James J. Van Alen was a New Yorker but was educated between America and England during which time he became an ardent Anglophile. He bore a striking physical resemblance to the Prince of Wales and built Wakehurst at Newport modelled after an Elizabethan mansion as well as owning Rushton Hall in Northamptonshire. Disgusted by America's "lack of liberty" over Prohibition he moved permanently to Europe in 1920.
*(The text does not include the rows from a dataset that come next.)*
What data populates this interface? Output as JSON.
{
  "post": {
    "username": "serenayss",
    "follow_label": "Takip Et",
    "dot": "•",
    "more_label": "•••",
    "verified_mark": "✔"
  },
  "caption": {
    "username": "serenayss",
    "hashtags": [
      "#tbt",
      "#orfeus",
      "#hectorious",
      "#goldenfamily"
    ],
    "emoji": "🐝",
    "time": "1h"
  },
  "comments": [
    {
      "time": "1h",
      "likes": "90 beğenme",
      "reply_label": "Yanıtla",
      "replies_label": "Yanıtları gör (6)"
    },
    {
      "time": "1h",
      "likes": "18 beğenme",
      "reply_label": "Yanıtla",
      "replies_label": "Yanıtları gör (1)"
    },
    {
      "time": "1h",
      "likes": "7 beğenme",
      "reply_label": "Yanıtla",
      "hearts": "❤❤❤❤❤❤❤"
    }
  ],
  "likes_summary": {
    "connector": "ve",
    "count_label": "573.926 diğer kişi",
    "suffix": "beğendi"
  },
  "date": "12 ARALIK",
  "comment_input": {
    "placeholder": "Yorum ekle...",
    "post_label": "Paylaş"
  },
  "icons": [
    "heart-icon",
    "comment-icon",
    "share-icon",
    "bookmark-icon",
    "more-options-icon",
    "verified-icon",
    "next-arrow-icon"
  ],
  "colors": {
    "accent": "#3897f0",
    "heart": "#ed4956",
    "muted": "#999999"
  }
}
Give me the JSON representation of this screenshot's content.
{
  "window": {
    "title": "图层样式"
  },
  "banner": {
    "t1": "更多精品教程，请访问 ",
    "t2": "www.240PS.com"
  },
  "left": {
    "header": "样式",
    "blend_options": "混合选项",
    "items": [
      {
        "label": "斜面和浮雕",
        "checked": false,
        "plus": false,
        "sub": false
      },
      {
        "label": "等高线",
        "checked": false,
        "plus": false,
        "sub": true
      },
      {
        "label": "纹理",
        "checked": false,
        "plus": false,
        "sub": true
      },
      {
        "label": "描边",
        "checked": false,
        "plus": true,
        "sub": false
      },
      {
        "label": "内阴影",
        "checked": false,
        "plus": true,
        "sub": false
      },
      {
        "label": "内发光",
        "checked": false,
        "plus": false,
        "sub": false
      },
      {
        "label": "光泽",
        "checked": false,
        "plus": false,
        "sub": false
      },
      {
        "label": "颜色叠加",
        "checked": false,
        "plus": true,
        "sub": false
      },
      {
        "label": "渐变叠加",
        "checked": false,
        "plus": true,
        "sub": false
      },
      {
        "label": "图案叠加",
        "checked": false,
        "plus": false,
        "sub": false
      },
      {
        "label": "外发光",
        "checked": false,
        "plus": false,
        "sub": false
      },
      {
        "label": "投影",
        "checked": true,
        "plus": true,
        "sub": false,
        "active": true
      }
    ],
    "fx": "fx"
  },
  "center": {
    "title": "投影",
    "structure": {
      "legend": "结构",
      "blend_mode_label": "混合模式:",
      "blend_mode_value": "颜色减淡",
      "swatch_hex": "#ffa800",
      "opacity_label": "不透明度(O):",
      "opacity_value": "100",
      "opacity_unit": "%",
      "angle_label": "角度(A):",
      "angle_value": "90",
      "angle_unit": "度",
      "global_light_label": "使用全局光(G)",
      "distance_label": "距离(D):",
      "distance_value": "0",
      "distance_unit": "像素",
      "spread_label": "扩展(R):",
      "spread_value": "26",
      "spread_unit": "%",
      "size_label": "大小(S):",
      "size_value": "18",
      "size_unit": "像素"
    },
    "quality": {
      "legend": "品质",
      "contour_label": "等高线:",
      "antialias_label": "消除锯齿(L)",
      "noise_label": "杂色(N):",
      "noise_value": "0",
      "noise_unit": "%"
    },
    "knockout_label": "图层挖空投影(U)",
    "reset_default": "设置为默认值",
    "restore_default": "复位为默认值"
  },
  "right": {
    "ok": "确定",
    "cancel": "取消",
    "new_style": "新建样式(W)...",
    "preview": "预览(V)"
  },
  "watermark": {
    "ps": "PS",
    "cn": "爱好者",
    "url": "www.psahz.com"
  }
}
Having spent the previous winter in Beaulieu, Van Alen purchased Mont-Joli but died just two years later when he left the villa (the Van Alens only ever referred to is as "Villa Mont-Joli") to his only son, Jimmy. Jimmy came every winter but only survived his father by four years and died in 1927. His widow, Daisy (remembered in Newport as "the last Gilded Age hostess") had the property properly surveyed and valued by a local architect, François Arluc. He put a minimum price of 6,116,000 Francs on the estate (not taking into account the luxurious mansion and gardens laid out by Edouard André), but if the lot could be sold for development then he estimated it to be worth 9,936,000 Francs. Either way, Mrs Van Alen did not sell - aside from her own and her husband's fortune, she was also the principal heir of her aunt's husband, Frederick William Vanderbilt

Chateau au Mont Joli

Among those who leased Mont-Joli during this period was Paul Dubonnet (1900-1961) who rented it in January 1935. He was a partner in his wife's family's parfumerie (Coty) and since the end of Prohibition in 1933 had represented his family's popular aromatized wine (founded by his father) in New York. Daisy (by then Mrs Bruguiére) eventually sold the estate in the year before she died (1968) when the mansion was demolished and replaced by the apartment block that stands in its place today, the "Chateau au Mont Joli".

You May Also Like...


Contributed by Mark Meredith on 18/10/2021 and last updated on 19/10/2021.
Main Image Courtesy of the Archives Municipale de la Ville de Cannes 


Be the first to connect to this house. Connect to record your link to this house. or just to show you love it! Connect to Villa Allerton →